We know that exercise is important to our health, but a recent study of 334,161 European men and women shows that as little as 20 minutes of brisk walking a day could prevent us from dying prematurely.
What this new Cambridge University study is essentially saying is that inactivity is bad. Real bad. And that virtually any kind of physical activity can stave off premature death. The Guardian reports:
Scientists looked at the effects of obesity and exercise on 334,161 European men and women [at an average age of 50 and across 10 countries] whose progress was followed for 12 years. They found that people who engaged in moderate levels of daily exercise – equivalent to taking an energetic 20-minute walk – were 16% to 30% less likely to die than those classified as inactive.
Although the impact of exercise was greatest among people of a normal weight, even those with a high body mass index (BMI) levels saw a benefit.
Overall, avoiding inactivity theoretically reduced the risk of death from any cause by 7.35%, said the scientists.
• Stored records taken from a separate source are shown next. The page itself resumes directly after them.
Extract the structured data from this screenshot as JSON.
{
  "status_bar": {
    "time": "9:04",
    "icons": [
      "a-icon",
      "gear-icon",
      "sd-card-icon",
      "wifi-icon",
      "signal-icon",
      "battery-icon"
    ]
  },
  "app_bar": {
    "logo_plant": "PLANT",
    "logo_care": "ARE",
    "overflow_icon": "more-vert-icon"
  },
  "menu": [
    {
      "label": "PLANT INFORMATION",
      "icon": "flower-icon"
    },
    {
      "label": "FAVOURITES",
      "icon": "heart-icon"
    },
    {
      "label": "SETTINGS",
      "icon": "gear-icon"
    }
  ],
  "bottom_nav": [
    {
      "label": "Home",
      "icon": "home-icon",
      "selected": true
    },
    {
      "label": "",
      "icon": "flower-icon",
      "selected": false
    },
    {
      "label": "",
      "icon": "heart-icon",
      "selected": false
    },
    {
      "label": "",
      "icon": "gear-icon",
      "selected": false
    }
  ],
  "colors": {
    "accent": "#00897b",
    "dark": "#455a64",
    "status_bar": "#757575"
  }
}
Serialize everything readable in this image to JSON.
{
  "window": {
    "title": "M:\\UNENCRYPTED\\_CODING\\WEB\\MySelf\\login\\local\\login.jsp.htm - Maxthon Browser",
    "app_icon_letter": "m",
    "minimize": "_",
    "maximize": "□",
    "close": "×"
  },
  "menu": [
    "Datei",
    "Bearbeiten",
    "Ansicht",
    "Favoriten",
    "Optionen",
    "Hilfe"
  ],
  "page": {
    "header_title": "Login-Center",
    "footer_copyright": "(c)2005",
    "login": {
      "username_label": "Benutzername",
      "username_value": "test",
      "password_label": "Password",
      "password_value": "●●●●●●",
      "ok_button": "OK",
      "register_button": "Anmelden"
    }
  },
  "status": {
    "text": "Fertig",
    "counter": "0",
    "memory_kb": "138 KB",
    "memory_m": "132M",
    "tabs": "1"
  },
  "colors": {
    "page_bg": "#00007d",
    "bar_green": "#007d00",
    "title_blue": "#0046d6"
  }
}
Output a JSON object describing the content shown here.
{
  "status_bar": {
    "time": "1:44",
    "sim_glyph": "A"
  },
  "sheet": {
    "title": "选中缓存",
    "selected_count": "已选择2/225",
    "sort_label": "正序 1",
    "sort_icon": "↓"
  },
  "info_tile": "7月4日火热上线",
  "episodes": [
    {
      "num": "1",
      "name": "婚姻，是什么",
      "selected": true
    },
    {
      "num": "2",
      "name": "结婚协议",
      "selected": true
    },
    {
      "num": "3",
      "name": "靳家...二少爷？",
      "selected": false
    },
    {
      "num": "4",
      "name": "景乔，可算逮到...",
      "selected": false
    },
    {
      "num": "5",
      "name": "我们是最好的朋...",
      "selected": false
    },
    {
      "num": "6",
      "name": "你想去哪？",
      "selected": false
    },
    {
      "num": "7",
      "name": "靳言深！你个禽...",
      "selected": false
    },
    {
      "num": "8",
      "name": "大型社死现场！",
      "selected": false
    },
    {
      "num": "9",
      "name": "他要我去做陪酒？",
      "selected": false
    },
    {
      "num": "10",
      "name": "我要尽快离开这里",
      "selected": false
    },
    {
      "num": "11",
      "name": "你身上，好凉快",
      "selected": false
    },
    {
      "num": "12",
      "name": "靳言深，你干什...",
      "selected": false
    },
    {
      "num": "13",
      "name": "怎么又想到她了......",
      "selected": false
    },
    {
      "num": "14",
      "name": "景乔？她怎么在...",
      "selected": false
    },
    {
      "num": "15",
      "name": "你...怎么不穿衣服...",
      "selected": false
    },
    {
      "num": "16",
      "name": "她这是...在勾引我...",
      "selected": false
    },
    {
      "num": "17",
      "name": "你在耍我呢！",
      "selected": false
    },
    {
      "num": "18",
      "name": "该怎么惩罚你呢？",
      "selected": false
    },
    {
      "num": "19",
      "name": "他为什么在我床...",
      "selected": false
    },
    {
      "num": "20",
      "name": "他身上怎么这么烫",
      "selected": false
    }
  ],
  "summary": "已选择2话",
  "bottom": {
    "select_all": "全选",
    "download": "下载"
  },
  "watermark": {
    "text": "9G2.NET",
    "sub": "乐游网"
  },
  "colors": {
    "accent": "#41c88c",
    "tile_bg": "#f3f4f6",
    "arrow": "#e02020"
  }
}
Having a BMI lower than obesity levels, defined as a score of 30 or more, was estimated to lower mortality by 3.66%. Keeping waists trim, irrespective of BMI, had a similar impact on death rates as exercise.
Of those studied, 22.7% were categorized as inactive, working in sedentary jobs and not performing exercise of any sort.
Shockingly, lack of exercise, say the researchers, may have caused nearly 700,000 deaths across Europe in 2008 alone
Though the researchers recommend a "brisk" 20-minute walk, they say it's important to do more because "physical activity has many proven health benefits." Adults should aim to do at least 150 minutes of "moderate intensity activity" a week (that's ~20 minutes a day) doing it in sessions of 10 minutes or more.
The findings have been published in the American Journal of Clinical Nutrition: "Physical activity and all-cause mortality across levels of overall and abdominal adiposity in European men and women: the European Prospective Investigation into Cancer and Nutrition Study (EPIC)".
There's much more at The Guardian.